LONDON (Reuters) – The European Commission unveiled a series of measures aimed at ensuring that people can start traveling safely across the continent again as governments try to revive tourism and the airline industries halted by the coronavirus.
FILE PHOTO: A woman sits on the beach in Peraia as Greece gradually begins to ease the national blockade due to the spread of coronavirus disease (COVID-19), in Thessaloniki, Greece, May 5, 2020. REUTERS / Murad Sezer
Below are the general guidelines for air, rail, water and road transport and the steps for each mode of transport:
* Passengers will be encouraged to purchase tickets, reserve seats, and register online.
* Passengers must wear face masks, especially where physical distance measurements cannot be fully observed at all times. They do not need to be medical masks.
* The physical distance must be guaranteed at the security controls and in the delivery and collection of luggage.
* Dedicated lanes should be established to keep passenger flows separate at ports, airports, train stations, bus stops, ferry landings, and urban public transportation hubs.
* Centers should eliminate overcrowding facilities, such as benches, tables, or reorganize them to ensure distance.
* Fewer passengers may be allowed aboard buses, trains, or ferries, and non-household passengers may be separated.
* Transportation personnel must have adequate protective equipment.
* Disinfectant / disinfectant gel must be available and vehicles must be cleaned and disinfected regularly.
* Food, drinks and other goods can no longer be for sale on board.
* Duty-free stores and other travel retailers must monitor passenger movement with floor markers and restrict the number of customers, increase cleaning, and establish barriers at points of sale, among other measures.
* Contact tracking and warning measures with the use of mobile applications could be used on a voluntary basis. Such apps should be able to work across borders.

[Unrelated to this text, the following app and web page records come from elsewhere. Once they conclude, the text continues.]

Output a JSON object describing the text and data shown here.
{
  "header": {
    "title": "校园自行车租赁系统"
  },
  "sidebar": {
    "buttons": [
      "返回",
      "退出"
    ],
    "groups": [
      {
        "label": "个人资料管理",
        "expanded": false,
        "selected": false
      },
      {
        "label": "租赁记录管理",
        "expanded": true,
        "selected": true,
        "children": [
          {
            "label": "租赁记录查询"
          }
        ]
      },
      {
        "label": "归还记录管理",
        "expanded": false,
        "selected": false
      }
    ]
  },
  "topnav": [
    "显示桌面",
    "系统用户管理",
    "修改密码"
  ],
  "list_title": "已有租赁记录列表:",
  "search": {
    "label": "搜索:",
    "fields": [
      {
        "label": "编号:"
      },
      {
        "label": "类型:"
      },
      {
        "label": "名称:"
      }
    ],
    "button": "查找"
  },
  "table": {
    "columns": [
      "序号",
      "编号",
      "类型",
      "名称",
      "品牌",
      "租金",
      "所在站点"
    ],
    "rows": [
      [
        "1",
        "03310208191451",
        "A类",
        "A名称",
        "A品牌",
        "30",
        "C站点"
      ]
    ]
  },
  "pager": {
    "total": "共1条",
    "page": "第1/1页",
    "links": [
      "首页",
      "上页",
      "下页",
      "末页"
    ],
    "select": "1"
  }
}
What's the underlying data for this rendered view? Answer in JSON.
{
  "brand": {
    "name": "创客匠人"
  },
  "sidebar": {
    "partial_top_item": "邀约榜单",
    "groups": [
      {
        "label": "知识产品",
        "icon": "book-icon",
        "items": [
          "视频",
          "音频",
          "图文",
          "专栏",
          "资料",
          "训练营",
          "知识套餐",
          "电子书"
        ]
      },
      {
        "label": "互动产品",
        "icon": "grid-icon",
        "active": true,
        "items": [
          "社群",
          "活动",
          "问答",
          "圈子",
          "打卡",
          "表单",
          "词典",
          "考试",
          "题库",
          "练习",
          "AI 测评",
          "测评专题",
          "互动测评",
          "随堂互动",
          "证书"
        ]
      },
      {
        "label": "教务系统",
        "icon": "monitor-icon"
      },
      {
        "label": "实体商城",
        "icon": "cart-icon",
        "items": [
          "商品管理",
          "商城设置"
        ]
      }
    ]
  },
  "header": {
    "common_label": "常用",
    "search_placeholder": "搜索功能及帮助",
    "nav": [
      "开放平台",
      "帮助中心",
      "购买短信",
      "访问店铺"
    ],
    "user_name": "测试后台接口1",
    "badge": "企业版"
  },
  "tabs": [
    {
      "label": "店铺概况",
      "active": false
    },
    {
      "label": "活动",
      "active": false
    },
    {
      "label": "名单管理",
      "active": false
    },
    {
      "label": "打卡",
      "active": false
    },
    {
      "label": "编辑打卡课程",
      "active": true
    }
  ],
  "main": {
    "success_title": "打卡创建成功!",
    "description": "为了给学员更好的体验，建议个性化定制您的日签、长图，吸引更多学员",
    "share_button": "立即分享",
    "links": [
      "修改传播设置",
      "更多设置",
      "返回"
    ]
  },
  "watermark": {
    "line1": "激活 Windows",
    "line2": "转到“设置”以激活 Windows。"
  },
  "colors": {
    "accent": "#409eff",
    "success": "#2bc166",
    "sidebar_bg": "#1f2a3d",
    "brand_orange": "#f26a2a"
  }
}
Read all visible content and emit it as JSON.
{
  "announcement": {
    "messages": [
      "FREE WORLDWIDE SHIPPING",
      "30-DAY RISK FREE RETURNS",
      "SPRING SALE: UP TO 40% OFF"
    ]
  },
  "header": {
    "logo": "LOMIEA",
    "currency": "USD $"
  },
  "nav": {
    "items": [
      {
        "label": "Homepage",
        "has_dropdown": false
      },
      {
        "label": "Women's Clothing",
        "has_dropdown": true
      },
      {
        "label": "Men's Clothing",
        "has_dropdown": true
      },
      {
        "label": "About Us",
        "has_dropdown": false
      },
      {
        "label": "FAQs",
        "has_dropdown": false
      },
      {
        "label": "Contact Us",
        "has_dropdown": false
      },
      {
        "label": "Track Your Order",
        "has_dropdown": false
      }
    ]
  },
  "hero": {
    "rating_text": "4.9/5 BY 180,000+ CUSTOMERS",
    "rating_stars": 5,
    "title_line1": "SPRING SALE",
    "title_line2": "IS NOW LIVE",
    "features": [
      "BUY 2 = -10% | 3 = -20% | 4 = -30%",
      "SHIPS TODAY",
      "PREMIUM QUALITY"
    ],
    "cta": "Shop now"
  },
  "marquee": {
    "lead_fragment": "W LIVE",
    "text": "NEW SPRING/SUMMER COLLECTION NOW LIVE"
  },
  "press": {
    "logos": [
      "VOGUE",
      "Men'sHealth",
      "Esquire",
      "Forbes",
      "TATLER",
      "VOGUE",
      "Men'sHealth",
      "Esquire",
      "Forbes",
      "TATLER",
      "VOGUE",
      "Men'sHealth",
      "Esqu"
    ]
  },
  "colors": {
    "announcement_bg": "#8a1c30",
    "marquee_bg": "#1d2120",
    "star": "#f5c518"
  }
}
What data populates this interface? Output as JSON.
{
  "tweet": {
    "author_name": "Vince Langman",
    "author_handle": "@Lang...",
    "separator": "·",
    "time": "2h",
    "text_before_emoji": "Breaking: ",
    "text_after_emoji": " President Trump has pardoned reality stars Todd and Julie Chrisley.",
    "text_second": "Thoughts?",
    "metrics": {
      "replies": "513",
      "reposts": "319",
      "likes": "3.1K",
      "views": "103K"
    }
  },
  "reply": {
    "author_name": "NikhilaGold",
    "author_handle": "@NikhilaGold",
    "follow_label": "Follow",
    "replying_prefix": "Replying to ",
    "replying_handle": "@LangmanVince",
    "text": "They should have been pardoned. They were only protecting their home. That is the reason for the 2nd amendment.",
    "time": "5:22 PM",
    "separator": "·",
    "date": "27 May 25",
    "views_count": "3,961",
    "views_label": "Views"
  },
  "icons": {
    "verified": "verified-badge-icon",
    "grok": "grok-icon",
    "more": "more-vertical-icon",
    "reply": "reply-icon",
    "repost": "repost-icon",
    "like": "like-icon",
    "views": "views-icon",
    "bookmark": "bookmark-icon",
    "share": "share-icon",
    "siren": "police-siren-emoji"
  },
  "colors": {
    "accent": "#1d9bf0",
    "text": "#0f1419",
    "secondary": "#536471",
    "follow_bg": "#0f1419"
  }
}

Regulators will outline the protocols in the coming weeks and should include:
* Ventilation should be strengthened, with hospital grade air filtration and vertical air flow.
* Movement should be reduced in the cabin, such as less cabin luggage, less interactions with the crew.
* Passenger flows must be managed with early arrival times at the airport; prioritize electronic / auto check-in; minimizing contacts in baggage delivery, security points and border control, boarding and during baggage collection.
* The advance order for services and meals on board should be made, when possible, at the time of booking.
* Terminals, rest areas along freeways, parking lots, fuel and charging stations must maintain high standards of hygiene.
* At stations, passenger flow must be managed.
* When adequate levels of public health cannot be guaranteed, the closure of stops or stations should be considered.
BUS AND COACH:
* Tailgate approach and use of windows should be used for ventilation rather than air conditioning.
* Seats should be arranged whenever possible for families to sit together, while non-riders should be separated.
* In minibuses, passengers should not be allowed to sit next to the driver unless physical separation is possible.
* If possible, passengers should handle their own luggage.
* The frequency and capacity of trains should be increased if necessary to reduce passenger density.
* Rail operators must implement mandatory seat reservations on long-distance and regional trains.
* For short distance trips, passengers must leave their seats empty between them, except passengers from the same household.
* Rail operators must use passenger counting systems, especially on commuter and suburban trains, to manage capacity.
* Passenger flow should be managed at closed stations and stops if adequate levels of public health cannot be guaranteed.
* Travel outside of peak hours should be encouraged with incentives, such as adjusted prices or flexible working hours for commuter trains, to avoid overcrowding.
* The driver must open the doors at each stop automatically or remotely.
Report by Josephine Mason; Editing by Keith Weir